## SUPPLIED MATERIAL
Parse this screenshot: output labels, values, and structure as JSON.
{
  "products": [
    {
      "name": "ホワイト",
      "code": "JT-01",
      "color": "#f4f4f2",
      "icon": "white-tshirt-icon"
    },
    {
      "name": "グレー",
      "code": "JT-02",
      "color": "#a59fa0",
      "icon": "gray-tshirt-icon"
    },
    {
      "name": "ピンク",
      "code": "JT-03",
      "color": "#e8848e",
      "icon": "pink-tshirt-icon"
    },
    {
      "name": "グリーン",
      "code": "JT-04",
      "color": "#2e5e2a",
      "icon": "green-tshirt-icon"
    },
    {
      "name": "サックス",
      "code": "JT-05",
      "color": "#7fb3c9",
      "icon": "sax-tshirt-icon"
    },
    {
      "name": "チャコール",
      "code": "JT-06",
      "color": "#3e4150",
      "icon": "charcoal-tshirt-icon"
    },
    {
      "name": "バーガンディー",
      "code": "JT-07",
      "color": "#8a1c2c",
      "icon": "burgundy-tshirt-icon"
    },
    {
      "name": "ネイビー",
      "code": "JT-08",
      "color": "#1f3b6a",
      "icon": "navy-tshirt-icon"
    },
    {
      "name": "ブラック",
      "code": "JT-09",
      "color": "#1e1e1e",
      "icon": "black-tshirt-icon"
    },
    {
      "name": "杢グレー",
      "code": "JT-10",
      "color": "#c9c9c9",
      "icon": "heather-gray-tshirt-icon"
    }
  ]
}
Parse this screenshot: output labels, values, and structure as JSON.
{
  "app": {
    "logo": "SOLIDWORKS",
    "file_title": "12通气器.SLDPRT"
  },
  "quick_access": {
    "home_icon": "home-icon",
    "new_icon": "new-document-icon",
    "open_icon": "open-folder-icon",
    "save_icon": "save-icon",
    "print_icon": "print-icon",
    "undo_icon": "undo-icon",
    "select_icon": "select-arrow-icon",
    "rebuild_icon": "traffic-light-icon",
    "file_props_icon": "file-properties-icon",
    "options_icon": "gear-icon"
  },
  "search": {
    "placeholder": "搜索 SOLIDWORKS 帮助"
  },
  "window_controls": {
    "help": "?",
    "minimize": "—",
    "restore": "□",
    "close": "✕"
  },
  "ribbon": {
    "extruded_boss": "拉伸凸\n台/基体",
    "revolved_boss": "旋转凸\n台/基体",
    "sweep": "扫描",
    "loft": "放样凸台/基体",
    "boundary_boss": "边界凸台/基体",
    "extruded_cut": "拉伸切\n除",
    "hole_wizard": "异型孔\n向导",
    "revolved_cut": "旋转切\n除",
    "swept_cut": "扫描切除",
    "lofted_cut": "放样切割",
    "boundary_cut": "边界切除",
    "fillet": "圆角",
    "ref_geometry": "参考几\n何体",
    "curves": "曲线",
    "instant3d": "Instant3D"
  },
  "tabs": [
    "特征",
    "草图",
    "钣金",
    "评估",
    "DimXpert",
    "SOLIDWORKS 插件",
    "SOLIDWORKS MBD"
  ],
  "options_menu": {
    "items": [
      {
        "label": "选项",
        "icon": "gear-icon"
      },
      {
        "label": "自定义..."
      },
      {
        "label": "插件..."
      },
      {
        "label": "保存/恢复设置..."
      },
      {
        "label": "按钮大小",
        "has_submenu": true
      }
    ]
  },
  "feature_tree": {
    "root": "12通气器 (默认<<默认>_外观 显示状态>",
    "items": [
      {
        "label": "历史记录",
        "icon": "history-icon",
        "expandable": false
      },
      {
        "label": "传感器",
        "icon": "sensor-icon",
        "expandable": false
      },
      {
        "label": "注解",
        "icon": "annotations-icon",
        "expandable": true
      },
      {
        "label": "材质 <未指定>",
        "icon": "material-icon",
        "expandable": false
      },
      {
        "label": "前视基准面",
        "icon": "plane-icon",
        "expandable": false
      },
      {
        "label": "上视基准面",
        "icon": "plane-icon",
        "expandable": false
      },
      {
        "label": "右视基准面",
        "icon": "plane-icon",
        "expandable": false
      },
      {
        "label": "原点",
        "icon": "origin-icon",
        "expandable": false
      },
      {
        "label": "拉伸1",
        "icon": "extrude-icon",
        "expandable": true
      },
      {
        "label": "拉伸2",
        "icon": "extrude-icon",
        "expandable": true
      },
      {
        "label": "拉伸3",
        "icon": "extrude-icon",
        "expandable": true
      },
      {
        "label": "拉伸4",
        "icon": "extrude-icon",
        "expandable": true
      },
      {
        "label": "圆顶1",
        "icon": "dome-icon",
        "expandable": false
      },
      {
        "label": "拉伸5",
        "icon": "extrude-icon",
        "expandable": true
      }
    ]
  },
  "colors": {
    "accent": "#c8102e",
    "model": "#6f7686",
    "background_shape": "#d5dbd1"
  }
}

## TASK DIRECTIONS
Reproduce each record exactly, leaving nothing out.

## TASK ANSWER
Parse this screenshot: output labels, values, and structure as JSON.
{
  "products": [
    {
      "name": "ホワイト",
      "code": "JT-01",
      "color": "#f4f4f2",
      "icon": "white-tshirt-icon"
    },
    {
      "name": "グレー",
      "code": "JT-02",
      "color": "#a59fa0",
      "icon": "gray-tshirt-icon"
    },
    {
      "name": "ピンク",
      "code": "JT-03",
      "color": "#e8848e",
      "icon": "pink-tshirt-icon"
    },
    {
      "name": "グリーン",
      "code": "JT-04",
      "color": "#2e5e2a",
      "icon": "green-tshirt-icon"
    },
    {
      "name": "サックス",
      "code": "JT-05",
      "color": "#7fb3c9",
      "icon": "sax-tshirt-icon"
    },
    {
      "name": "チャコール",
      "code": "JT-06",
      "color": "#3e4150",
      "icon": "charcoal-tshirt-icon"
    },
    {
      "name": "バーガンディー",
      "code": "JT-07",
      "color": "#8a1c2c",
      "icon": "burgundy-tshirt-icon"
    },
    {
      "name": "ネイビー",
      "code": "JT-08",
      "color": "#1f3b6a",
      "icon": "navy-tshirt-icon"
    },
    {
      "name": "ブラック",
      "code": "JT-09",
      "color": "#1e1e1e",
      "icon": "black-tshirt-icon"
    },
    {
      "name": "杢グレー",
      "code": "JT-10",
      "color": "#c9c9c9",
      "icon": "heather-gray-tshirt-icon"
    }
  ]
}
Parse this screenshot: output labels, values, and structure as JSON.
{
  "app": {
    "logo": "SOLIDWORKS",
    "file_title": "12通气器.SLDPRT"
  },
  "quick_access": {
    "home_icon": "home-icon",
    "new_icon": "new-document-icon",
    "open_icon": "open-folder-icon",
    "save_icon": "save-icon",
    "print_icon": "print-icon",
    "undo_icon": "undo-icon",
    "select_icon": "select-arrow-icon",
    "rebuild_icon": "traffic-light-icon",
    "file_props_icon": "file-properties-icon",
    "options_icon": "gear-icon"
  },
  "search": {
    "placeholder": "搜索 SOLIDWORKS 帮助"
  },
  "window_controls": {
    "help": "?",
    "minimize": "—",
    "restore": "□",
    "close": "✕"
  },
  "ribbon": {
    "extruded_boss": "拉伸凸\n台/基体",
    "revolved_boss": "旋转凸\n台/基体",
    "sweep": "扫描",
    "loft": "放样凸台/基体",
    "boundary_boss": "边界凸台/基体",
    "extruded_cut": "拉伸切\n除",
    "hole_wizard": "异型孔\n向导",
    "revolved_cut": "旋转切\n除",
    "swept_cut": "扫描切除",
    "lofted_cut": "放样切割",
    "boundary_cut": "边界切除",
    "fillet": "圆角",
    "ref_geometry": "参考几\n何体",
    "curves": "曲线",
    "instant3d": "Instant3D"
  },
  "tabs": [
    "特征",
    "草图",
    "钣金",
    "评估",
    "DimXpert",
    "SOLIDWORKS 插件",
    "SOLIDWORKS MBD"
  ],
  "options_menu": {
    "items": [
      {
        "label": "选项",
        "icon": "gear-icon"
      },
      {
        "label": "自定义..."
      },
      {
        "label": "插件..."
      },
      {
        "label": "保存/恢复设置..."
      },
      {
        "label": "按钮大小",
        "has_submenu": true
      }
    ]
  },
  "feature_tree": {
    "root": "12通气器 (默认<<默认>_外观 显示状态>",
    "items": [
      {
        "label": "历史记录",
        "icon": "history-icon",
        "expandable": false
      },
      {
        "label": "传感器",
        "icon": "sensor-icon",
        "expandable": false
      },
      {
        "label": "注解",
        "icon": "annotations-icon",
        "expandable": true
      },
      {
        "label": "材质 <未指定>",
        "icon": "material-icon",
        "expandable": false
      },
      {
        "label": "前视基准面",
        "icon": "plane-icon",
        "expandable": false
      },
      {
        "label": "上视基准面",
        "icon": "plane-icon",
        "expandable": false
      },
      {
        "label": "右视基准面",
        "icon": "plane-icon",
        "expandable": false
      },
      {
        "label": "原点",
        "icon": "origin-icon",
        "expandable": false
      },
      {
        "label": "拉伸1",
        "icon": "extrude-icon",
        "expandable": true
      },
      {
        "label": "拉伸2",
        "icon": "extrude-icon",
        "expandable": true
      },
      {
        "label": "拉伸3",
        "icon": "extrude-icon",
        "expandable": true
      },
      {
        "label": "拉伸4",
        "icon": "extrude-icon",
        "expandable": true
      },
      {
        "label": "圆顶1",
        "icon": "dome-icon",
        "expandable": false
      },
      {
        "label": "拉伸5",
        "icon": "extrude-icon",
        "expandable": true
      }
    ]
  },
  "colors": {
    "accent": "#c8102e",
    "model": "#6f7686",
    "background_shape": "#d5dbd1"
  }
}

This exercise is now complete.